In terms of the growth of derivatives markets, and the variety of derivatives users, the Indian market has equalled or exceeded many other regional markets. While the growth is being spearheaded mainly by retail investors, private sector institutions and large corporations, smaller companies and state-owned institutions are gradually getting into the act. Foreign brokers such as JP Morgan Chase are boosting their presence in India in reaction to the growth in derivatives. The variety of derivatives instruments available for trading is also expanding.


There remain major areas of concern for Indian derivatives users. Large gaps exist in the range of derivatives products that are traded actively. In equity derivatives, NSE figures show that almost 90% of activity is due to stock futures or index futures, whereas trading in options is limited to a few stocks, partly because they are settled in cash and not the underlying stocks. Exchange-traded derivatives based on interest rates and currencies are virtually absent.


Liquidity and transparency are important properties of any developed market. Liquid markets require market makers who are willing to buy and sell, and be patient while doing so. In India, market making is primarily the province of Indian private and foreign banks, with public sector banks lagging in this area (FitchRatings, 2004). A lack of market liquidity may be responsible for inadequate trading in some markets. Transparency is achieved partly through financial disclosure. Financial statements currently provide misleading information on institutions’ use of derivatives. Further, there is no consistent method of accounting for gains and losses from derivatives trading. Thus, a proper framework to account for derivatives needs to be developed.

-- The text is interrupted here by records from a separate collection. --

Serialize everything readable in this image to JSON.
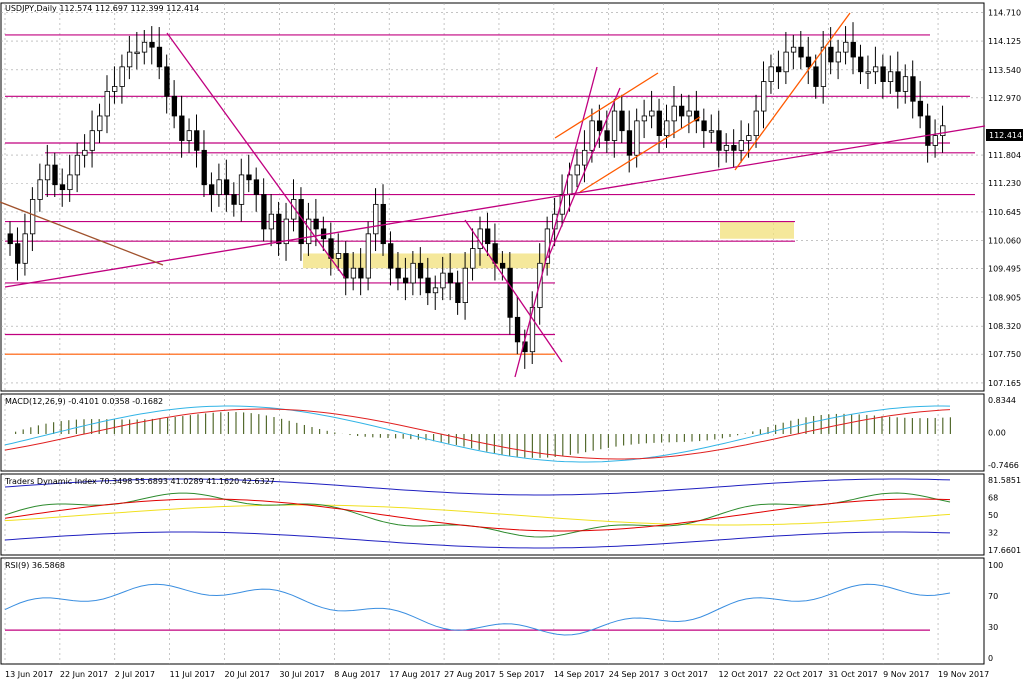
{
  "window": {
    "title": "USDJPY,Daily  112.574 112.697 112.399 112.414"
  },
  "current_price": "112.414",
  "x_axis": {
    "dates": [
      "13 Jun 2017",
      "22 Jun 2017",
      "2 Jul 2017",
      "11 Jul 2017",
      "20 Jul 2017",
      "30 Jul 2017",
      "8 Aug 2017",
      "17 Aug 2017",
      "27 Aug 2017",
      "5 Sep 2017",
      "14 Sep 2017",
      "24 Sep 2017",
      "3 Oct 2017",
      "12 Oct 2017",
      "22 Oct 2017",
      "31 Oct 2017",
      "9 Nov 2017",
      "19 Nov 2017"
    ]
  },
  "indicators": {
    "macd": {
      "label": "MACD(12,26,9) -0.4101 0.0358 -0.1682",
      "ticks": [
        "0.8344",
        "0.00",
        "-0.7466"
      ]
    },
    "tdi": {
      "label": "Traders Dynamic Index 70.3498 55.6893 41.0289 41.1620 42.6327",
      "ticks": [
        "81.5851",
        "68",
        "50",
        "32",
        "17.6601"
      ]
    },
    "rsi": {
      "label": "RSI(9) 36.5868",
      "ticks": [
        "100",
        "70",
        "30",
        "0"
      ]
    }
  },
  "colors": {
    "trendline": "#c0007f",
    "orange": "#ff5a00",
    "brown": "#a0522d",
    "zone": "#f2e07a",
    "macd_signal": "#e02020",
    "macd_line": "#32b4e6",
    "histogram": "#556b2f",
    "tdi_green": "#2e8b2e",
    "tdi_red": "#e00000",
    "tdi_yellow": "#f0e020",
    "tdi_blue": "#2020c0",
    "rsi_line": "#3a8ee0",
    "grid": "#a0a0a0"
  },
  "chart_data": {
    "type": "candlestick",
    "symbol": "USDJPY",
    "timeframe": "Daily",
    "ohlc_header": {
      "open": 112.574,
      "high": 112.697,
      "low": 112.399,
      "close": 112.414
    },
    "y_ticks": [
      "114.710",
      "114.125",
      "113.540",
      "112.970",
      "111.804",
      "111.230",
      "110.645",
      "110.060",
      "109.495",
      "108.905",
      "108.320",
      "107.750",
      "107.165"
    ],
    "ylim": [
      107.165,
      114.71
    ],
    "x_categories": [
      "13 Jun 2017",
      "22 Jun 2017",
      "2 Jul 2017",
      "11 Jul 2017",
      "20 Jul 2017",
      "30 Jul 2017",
      "8 Aug 2017",
      "17 Aug 2017",
      "27 Aug 2017",
      "5 Sep 2017",
      "14 Sep 2017",
      "24 Sep 2017",
      "3 Oct 2017",
      "12 Oct 2017",
      "22 Oct 2017",
      "31 Oct 2017",
      "9 Nov 2017",
      "19 Nov 2017"
    ],
    "candles_close_path": [
      110.0,
      109.6,
      110.2,
      110.9,
      111.3,
      111.6,
      111.2,
      111.1,
      111.4,
      111.8,
      111.9,
      112.3,
      112.6,
      113.1,
      113.2,
      113.6,
      113.9,
      113.9,
      114.1,
      114.0,
      113.6,
      113.0,
      112.6,
      112.1,
      112.3,
      111.9,
      111.2,
      111.0,
      111.3,
      111.0,
      110.8,
      111.4,
      111.3,
      111.0,
      110.3,
      110.6,
      110.0,
      110.5,
      110.9,
      110.0,
      110.5,
      110.3,
      110.1,
      109.7,
      109.8,
      109.3,
      109.5,
      109.3,
      110.2,
      110.8,
      110.0,
      109.5,
      109.3,
      109.2,
      109.6,
      109.3,
      109.0,
      109.1,
      109.4,
      109.2,
      108.8,
      109.5,
      109.9,
      110.3,
      110.0,
      109.6,
      109.5,
      108.5,
      108.0,
      107.8,
      108.7,
      109.6,
      110.3,
      110.6,
      111.0,
      111.4,
      111.6,
      111.9,
      112.5,
      112.3,
      112.1,
      112.7,
      112.3,
      111.8,
      112.5,
      112.6,
      112.7,
      112.2,
      112.5,
      112.8,
      112.6,
      112.7,
      112.5,
      112.3,
      112.3,
      111.9,
      112.0,
      111.9,
      112.1,
      112.2,
      112.7,
      113.3,
      113.6,
      113.5,
      113.9,
      114.0,
      113.8,
      113.6,
      113.2,
      114.0,
      113.7,
      113.9,
      114.1,
      113.8,
      113.5,
      113.5,
      113.6,
      113.3,
      113.5,
      113.1,
      113.4,
      112.9,
      112.6,
      112.0,
      112.2,
      112.4
    ],
    "horizontal_levels": [
      114.25,
      113.0,
      112.05,
      111.85,
      111.0,
      110.45,
      110.05,
      109.2,
      108.15,
      107.75
    ],
    "zones": [
      {
        "from": "30 Jul 2017",
        "to": "14 Sep 2017",
        "low": 109.5,
        "high": 109.8
      },
      {
        "from": "12 Oct 2017",
        "to": "22 Oct 2017",
        "low": 110.1,
        "high": 110.45
      }
    ],
    "macd": {
      "labels": [
        "0.8344",
        "0.00",
        "-0.7466"
      ],
      "range": [
        -0.7466,
        0.8344
      ]
    },
    "tdi": {
      "labels": [
        "81.5851",
        "68",
        "50",
        "32",
        "17.6601"
      ],
      "range": [
        17.6601,
        81.5851
      ]
    },
    "rsi": {
      "labels": [
        "100",
        "70",
        "30",
        "0"
      ],
      "range": [
        0,
        100
      ],
      "levels": [
        70,
        30
      ]
    }
  }
}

Further regulatory reform will help the markets grow faster. For example, Indian commodity derivatives have great growth potential but government policies have resulted in the underlying spot/physical market being fragmented (e.g. due to lack of free movement of commodities and differential taxation within India). Similarly, credit derivatives, the fastest growing segment of the market globally, are absent in India and require regulatory action if they are to develop.

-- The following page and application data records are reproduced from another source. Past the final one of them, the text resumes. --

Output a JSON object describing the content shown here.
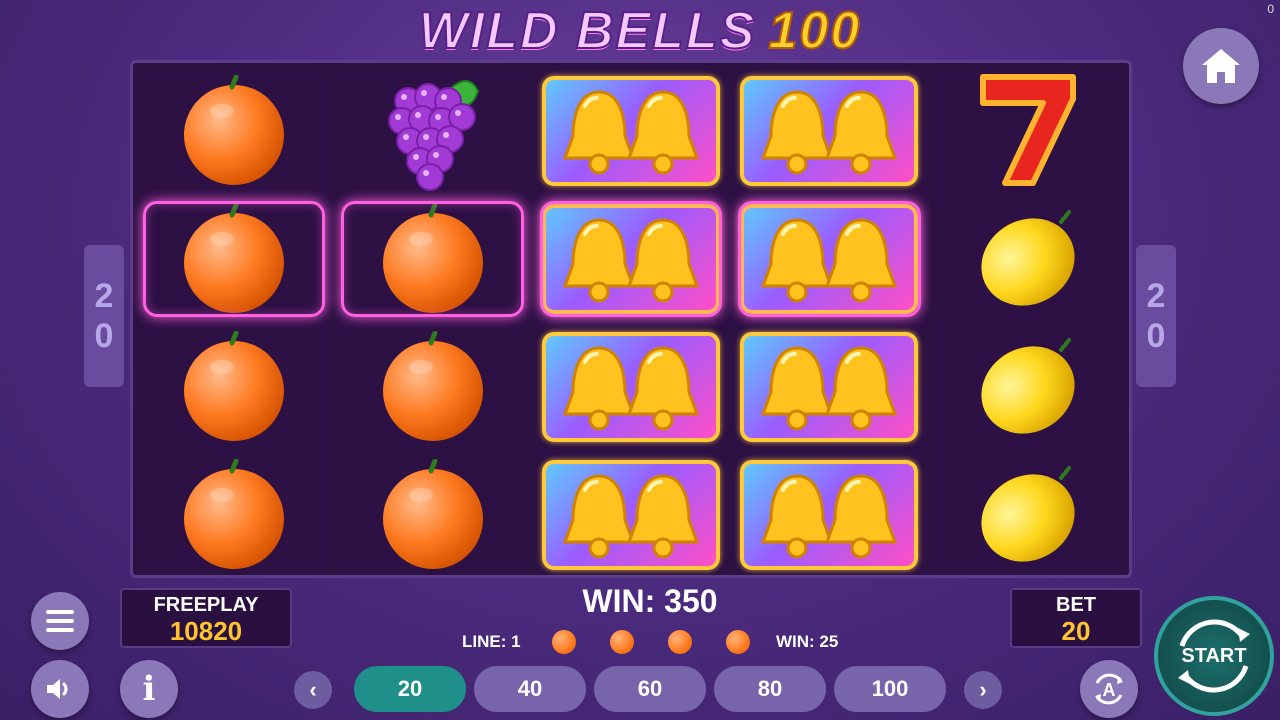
{
  "corner_counter": "0",
  "title": {
    "main": "WILD BELLS",
    "number": "100"
  },
  "lines_indicator": {
    "left": [
      "2",
      "0"
    ],
    "right": [
      "2",
      "0"
    ]
  },
  "reels": [
    [
      "orange",
      "orange",
      "orange",
      "orange"
    ],
    [
      "grapes",
      "orange",
      "orange",
      "orange"
    ],
    [
      "bells",
      "bells",
      "bells",
      "bells"
    ],
    [
      "bells",
      "bells",
      "bells",
      "bells"
    ],
    [
      "seven",
      "lemon",
      "lemon",
      "lemon"
    ]
  ],
  "highlighted_cells": [
    "0-1",
    "1-1",
    "2-1",
    "3-1"
  ],
  "freeplay": {
    "label": "FREEPLAY",
    "value": "10820"
  },
  "bet": {
    "label": "BET",
    "value": "20"
  },
  "win": {
    "total": "WIN: 350",
    "line_label": "LINE: 1",
    "line_win": "WIN: 25",
    "symbol_count": 4
  },
  "bet_options": [
    "20",
    "40",
    "60",
    "80",
    "100"
  ],
  "selected_bet": "20",
  "buttons": {
    "start": "START"
  },
  "icons": [
    "home-icon",
    "menu-icon",
    "sound-icon",
    "info-icon",
    "autoplay-icon",
    "chevron-left-icon",
    "chevron-right-icon",
    "start-spin-icon"
  ],
  "colors": {
    "accent": "#1f8f8a",
    "gold": "#ffc42e",
    "win_frame": "#ff5fe0",
    "background": "#4a2a7c"
  }
}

As Indian derivatives markets grow more sophisticated, greater investor awareness will become essential. NSE has programmes to inform and educate brokers, dealers, traders, and market personnel. In addition, institutions will need to devote more resources to develop the business processes and technology necessary for derivatives trading.




1.      Chitale, Rajendra P., 2003, Use of Derivatives by India’s Institutional Investors: Issues and Impediments, in Susan Thomas (ed.), Derivatives Markets in India, Tata McGraw-Hill Publishing Company Limited, New Delhi, India.

2.      FitchRatings, 2004, Fixed Income Derivatives---A Survey of the Indian Market, www.fitchratings.com

3.      Gambhir, Neeraj and Manoj Goel, 2003, Foreign Exchange Derivatives Market in India---Status and Prospects, Susan Thomas (ed.), Derivatives Markets in India, Tata McGraw-Hill Publishing Company Limited, New Delhi, India

4.      Gorham, Michael, Thomas, Susan and Ajay Shah, 2005, India: The Crouching Tiger, Futures Industry.

5.      Lee, Rupert, 2004, Seeing Double, FOW.

6.      ISMR, Indian Securities Market: A Review, 2004, National Stock Exchange of India Limited, Mumbai, India

7.      Jogani, Ashok and Kshama Fernandes, 2003, Arbitrage in India: Past, Present and Future, in Susan Thomas (ed.), Derivatives Markets in India, Tata McGraw-Hill Publishing Company Limited, New Delhi, India

8.      Nair, C. G. K., 2004, Commodity Futures Markets in India: Ready for “Take Off”? National Stock Exchange of India Limited, Mumbai, India.